Linux and UNIX Man Pages

Linux & Unix Commands - Search Man Pages

random(6) [freebsd man page]

RANDOM(6)							 BSD Games Manual							 RANDOM(6)

random -- random lines from a file or random numbers SYNOPSIS
random [-elrUuw] [-f filename] [denominator] DESCRIPTION
Random has two distinct modes of operations. The default is to read in lines from the standard input and randomly write them out to the standard output with a probability of 1 / denominator. The default denominator for this mode of operation is 2, giving each line a 50/50 chance of being displayed. The second mode of operation is to read in a file from filename and randomize the contents of the file and send it back out to standard out- put. The contents can be randomized based off of newlines or based off of space characters as determined by isspace(3). The default denominator for this mode of operation is 1, which gives each line a chance to be displayed, but in a random(3) order. The options are as follows: -e If the -e option is specified, random does not read or write anything, and simply exits with a random exit value of 0 to denominator - 1, inclusive. -f filename The -f option is used to specify the filename to read from. Standard input is used if filename is set to '-'. -l Randomize the input via newlines (the default). -r The -r option guarantees that the output is unbuffered. -U Tells random(6) that it is okay for it to reuse any given line or word when creating a randomized output. -u Tells random(6) not to select the same line or word from a file more than once (the default). This does not guarantee uniqueness if there are two of the same tokens from the input, but it does prevent selecting the same token more than once. -w Randomize words separated by isspace(3) instead of newlines. SEE ALSO
random(3), fortune(6) HISTORY
The functionality to randomizing lines and words was added in 2003 by Sean Chittenden <>. BUGS
No index is used when printing out tokens from the list which makes it rather slow for large files (10MB+). For smaller files, however, it should still be quite fast and efficient. BSD
February 8, 2003 BSD

Check Out this Related Man Page

rl(1)								   User Commands							     rl(1)
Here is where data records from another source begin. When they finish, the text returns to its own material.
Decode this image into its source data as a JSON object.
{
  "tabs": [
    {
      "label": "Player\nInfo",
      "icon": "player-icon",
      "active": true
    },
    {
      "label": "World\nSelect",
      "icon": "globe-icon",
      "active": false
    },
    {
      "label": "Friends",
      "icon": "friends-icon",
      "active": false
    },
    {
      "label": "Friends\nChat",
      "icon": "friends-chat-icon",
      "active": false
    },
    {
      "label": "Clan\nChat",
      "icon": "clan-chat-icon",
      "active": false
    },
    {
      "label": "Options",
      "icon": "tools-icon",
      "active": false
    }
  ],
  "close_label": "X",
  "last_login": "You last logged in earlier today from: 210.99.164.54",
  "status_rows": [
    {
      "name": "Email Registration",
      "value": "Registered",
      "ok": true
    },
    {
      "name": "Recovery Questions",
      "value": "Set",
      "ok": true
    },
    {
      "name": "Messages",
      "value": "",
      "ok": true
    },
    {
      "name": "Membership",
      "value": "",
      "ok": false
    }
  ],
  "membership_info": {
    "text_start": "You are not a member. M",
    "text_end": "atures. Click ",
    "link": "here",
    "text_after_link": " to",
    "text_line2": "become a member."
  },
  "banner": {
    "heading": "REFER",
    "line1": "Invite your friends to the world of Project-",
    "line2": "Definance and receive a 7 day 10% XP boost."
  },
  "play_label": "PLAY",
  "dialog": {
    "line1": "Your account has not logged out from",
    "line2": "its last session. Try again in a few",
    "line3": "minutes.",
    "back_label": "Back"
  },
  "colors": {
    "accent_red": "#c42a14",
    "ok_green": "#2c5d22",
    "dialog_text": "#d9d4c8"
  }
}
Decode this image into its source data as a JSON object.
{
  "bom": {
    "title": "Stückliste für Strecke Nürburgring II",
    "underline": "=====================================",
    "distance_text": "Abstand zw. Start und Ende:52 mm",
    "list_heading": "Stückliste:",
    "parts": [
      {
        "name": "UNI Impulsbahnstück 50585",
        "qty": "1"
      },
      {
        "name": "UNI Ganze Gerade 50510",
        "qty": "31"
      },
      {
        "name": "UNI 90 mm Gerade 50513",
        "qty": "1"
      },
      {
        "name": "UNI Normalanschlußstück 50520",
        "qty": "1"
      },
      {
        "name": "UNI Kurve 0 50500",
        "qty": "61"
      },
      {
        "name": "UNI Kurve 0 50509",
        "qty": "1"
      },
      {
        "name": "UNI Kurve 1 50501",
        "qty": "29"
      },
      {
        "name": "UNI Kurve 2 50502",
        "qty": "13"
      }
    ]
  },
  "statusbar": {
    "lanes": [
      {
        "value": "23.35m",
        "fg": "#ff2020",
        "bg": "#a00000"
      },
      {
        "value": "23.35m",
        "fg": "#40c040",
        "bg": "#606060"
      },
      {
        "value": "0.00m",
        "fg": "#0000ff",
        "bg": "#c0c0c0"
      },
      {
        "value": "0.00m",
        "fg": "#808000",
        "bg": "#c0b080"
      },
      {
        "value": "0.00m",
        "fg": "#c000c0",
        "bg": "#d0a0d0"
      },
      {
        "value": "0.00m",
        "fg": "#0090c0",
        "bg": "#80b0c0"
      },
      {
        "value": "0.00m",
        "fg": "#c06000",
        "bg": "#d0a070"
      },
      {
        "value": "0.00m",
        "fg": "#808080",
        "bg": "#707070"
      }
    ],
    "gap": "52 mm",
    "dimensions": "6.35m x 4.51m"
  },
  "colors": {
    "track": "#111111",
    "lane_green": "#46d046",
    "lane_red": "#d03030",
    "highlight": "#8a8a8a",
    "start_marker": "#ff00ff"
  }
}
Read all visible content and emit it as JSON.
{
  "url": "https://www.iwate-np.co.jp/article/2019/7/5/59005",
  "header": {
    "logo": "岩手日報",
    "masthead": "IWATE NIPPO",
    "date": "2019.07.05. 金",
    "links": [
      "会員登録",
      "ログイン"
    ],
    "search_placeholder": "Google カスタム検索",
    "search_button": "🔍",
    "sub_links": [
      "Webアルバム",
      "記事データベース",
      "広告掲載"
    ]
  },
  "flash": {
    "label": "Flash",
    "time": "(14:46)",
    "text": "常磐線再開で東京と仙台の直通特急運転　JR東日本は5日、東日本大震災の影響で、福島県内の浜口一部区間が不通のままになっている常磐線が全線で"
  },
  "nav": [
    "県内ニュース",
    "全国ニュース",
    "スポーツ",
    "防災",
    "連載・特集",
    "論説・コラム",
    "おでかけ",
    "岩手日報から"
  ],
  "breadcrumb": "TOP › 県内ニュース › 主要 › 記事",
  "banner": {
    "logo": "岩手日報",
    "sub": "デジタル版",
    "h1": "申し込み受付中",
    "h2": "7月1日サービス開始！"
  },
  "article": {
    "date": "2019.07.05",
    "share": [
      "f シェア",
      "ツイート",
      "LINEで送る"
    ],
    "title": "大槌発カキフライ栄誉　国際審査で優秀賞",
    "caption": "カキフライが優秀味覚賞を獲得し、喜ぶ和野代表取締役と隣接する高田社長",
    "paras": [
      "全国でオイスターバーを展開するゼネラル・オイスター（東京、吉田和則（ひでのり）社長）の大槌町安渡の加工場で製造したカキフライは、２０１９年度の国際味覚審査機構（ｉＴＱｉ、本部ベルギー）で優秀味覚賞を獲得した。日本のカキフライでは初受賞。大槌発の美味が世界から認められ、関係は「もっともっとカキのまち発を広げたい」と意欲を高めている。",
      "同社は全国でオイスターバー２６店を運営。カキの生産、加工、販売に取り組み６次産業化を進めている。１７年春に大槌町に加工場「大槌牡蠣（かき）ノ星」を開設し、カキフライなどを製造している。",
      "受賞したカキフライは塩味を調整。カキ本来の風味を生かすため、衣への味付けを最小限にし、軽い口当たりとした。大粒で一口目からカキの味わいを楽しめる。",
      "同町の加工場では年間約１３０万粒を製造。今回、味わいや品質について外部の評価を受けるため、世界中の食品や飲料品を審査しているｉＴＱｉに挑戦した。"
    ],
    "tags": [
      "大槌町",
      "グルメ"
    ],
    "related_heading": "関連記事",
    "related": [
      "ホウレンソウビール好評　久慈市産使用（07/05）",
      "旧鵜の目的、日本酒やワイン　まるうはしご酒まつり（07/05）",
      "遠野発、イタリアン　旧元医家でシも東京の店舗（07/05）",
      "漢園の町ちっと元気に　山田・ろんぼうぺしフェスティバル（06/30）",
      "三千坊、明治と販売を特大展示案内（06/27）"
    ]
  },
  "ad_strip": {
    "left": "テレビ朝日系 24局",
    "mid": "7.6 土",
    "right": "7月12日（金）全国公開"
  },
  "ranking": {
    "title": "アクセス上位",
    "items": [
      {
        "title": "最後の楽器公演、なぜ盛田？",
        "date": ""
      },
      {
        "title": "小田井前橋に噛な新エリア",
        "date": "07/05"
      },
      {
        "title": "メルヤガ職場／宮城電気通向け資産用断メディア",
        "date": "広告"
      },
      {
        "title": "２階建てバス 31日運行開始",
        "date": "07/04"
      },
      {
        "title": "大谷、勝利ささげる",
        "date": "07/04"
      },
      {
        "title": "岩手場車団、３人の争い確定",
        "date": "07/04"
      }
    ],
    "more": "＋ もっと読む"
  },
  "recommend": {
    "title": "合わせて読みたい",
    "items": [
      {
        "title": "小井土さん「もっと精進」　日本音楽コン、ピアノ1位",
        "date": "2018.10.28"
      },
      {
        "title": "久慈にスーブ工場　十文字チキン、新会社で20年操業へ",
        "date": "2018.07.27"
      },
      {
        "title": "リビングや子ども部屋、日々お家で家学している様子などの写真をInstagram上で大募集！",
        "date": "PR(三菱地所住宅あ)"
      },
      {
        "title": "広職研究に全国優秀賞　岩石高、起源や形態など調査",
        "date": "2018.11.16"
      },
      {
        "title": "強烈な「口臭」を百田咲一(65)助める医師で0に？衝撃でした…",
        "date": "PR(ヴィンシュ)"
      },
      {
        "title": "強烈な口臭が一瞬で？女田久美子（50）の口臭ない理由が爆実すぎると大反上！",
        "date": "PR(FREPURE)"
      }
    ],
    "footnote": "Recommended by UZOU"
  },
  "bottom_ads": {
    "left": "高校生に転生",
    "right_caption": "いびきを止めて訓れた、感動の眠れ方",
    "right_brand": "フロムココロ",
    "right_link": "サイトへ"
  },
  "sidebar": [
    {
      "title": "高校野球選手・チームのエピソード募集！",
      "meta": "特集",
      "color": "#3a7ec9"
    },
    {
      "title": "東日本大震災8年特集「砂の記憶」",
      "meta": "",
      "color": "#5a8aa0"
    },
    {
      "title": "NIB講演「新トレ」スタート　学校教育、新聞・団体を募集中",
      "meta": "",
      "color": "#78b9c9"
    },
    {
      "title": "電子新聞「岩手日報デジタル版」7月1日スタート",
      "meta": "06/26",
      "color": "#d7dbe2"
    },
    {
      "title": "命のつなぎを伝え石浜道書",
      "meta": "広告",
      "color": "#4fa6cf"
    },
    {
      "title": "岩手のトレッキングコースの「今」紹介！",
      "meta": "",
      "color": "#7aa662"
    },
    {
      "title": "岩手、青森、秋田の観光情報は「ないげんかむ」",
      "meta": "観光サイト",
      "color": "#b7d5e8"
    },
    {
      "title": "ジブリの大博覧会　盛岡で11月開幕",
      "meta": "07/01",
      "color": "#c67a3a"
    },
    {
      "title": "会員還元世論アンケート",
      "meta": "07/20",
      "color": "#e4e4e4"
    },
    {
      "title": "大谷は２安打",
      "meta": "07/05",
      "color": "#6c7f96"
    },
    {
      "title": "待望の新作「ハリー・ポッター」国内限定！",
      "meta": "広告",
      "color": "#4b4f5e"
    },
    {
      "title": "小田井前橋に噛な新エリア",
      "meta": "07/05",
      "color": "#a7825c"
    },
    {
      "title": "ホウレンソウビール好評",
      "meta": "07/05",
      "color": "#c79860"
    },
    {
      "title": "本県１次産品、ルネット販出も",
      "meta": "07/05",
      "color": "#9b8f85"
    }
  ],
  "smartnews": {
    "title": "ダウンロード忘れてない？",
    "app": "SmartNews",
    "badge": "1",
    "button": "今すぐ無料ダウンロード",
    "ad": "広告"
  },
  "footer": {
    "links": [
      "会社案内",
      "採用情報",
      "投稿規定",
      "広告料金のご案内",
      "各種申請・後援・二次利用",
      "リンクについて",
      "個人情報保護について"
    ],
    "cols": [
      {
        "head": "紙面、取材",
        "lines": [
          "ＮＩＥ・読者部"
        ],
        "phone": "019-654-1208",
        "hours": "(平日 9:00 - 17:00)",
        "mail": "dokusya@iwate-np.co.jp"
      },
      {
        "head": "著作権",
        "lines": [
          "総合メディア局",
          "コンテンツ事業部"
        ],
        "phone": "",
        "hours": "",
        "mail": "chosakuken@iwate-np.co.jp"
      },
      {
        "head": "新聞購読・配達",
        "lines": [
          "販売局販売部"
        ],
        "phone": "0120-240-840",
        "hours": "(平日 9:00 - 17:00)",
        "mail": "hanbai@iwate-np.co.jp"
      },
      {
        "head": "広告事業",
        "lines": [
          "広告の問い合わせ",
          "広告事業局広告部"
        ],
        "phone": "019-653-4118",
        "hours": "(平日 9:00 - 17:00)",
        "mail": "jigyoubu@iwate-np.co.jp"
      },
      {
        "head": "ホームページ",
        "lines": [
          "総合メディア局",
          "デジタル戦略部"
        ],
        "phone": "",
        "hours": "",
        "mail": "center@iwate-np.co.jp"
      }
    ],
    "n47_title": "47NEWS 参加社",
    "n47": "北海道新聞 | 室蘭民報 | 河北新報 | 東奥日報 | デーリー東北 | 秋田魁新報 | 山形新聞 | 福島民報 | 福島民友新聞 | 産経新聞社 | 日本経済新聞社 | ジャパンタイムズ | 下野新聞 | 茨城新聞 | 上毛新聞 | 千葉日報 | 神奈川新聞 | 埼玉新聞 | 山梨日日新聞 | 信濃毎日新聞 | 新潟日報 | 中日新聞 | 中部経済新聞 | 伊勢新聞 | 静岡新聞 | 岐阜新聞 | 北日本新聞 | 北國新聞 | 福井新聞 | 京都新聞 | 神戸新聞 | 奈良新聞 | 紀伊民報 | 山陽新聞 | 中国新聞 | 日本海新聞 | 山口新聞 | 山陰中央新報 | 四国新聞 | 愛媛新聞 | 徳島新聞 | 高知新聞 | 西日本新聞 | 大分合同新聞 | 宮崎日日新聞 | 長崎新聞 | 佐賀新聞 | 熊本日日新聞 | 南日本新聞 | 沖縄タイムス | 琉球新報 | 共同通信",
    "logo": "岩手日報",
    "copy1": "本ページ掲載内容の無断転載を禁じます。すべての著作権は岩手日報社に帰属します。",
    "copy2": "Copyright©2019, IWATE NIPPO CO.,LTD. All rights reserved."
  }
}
rl - Randomize Lines. SYNOPSIS
rl reads lines from a input file or stdin, randomizes the lines and outputs a specified number of lines. It does this with only a single pass over the input while trying to use as little memory as possible. -c, --count=N Select the number of lines to be returned in the output. If this argument is omitted all the lines in the file will be returned in random order. If the input contains less lines than specified and the --reselect option below is not specified a warning is printed and all lines are returned in random order. -r, --reselect When using this option a single line may be selected multiple times. The default behaviour is that any input line will only be selected once. This option makes it possible to specify a --count option with more lines than the file actually holds. -o, --output=FILE Send randomized lines to FILE instead of stdout. -d, --delimiter=DELIM Use specified character as a "line" delimiter instead of the newline character. -0, --null Input lines are terminated by a null character. This option is useful to process the output of the GNU find -print0 option. -n, --line-number Output lines are numbered with the line number from the input file. -q, --quiet, --silent Be quiet about any errors or warnings. -h, --help Show short summary of options. -v, --version Show version of program. EXAMPLES
Some simple demonstrations of how rl can help you do everyday tasks. Play a random sound after 4 minutes (perfect for toast): sleep 240 ; play `find /sounds -name '*.au' -print | rl --count=1` Play the 15 most recent .mp3 files in random order. ls -c *.mp3 | head -n 15 | rl | xargs --delimiter=' ' play Roll a dice: seq 6 | rl --count 2 Roll a dice 1000 times and see which number comes up more often: seq 6 | rl --reselect --count 1000 | sort | uniq -c | sort -n Shuffle the words of a sentence: echo -n "The rain in Spain stays mainly in the plain." | rl --delimiter=' ';echo Find all movies and play them in random order. find . -name '*.avi' -print0 | rl -0 | xargs -n 1 -0 mplayer Because -0 is used filenames with spaces (even newlines and other unusual characters) in them work. BUGS
The program currently does not have very smart memory management. If you feed it huge files and expect it to fully randomize all lines it will completely read the file in memory. If you specify the --count option it will only use the memory required for storing the specified number of lines. Improvements on this area are on the TODO list. The program uses the rand() system random function. This function returns a number between 0 and RAND_MAX, which may not be very large on some systems. This will result in non-random results for files containing more lines than RAND_MAX. Note that if you specify multiple input files they are randomized per file. This is a different result from when you cat all the files and pipe the result into rl. COPYRIGHT
Copyright (C) 2001, 2002, 2003, 2004, 2005, 2006, 2007, 2008 Arthur de Jong. This is free software; see the license for copying conditions. There is NO warranty; not even for MERCHANTABILITY or FITNESS FOR A PARTICULAR PURPOSE. Version 0.2.7 Jul 2008 rl(1)
Man Page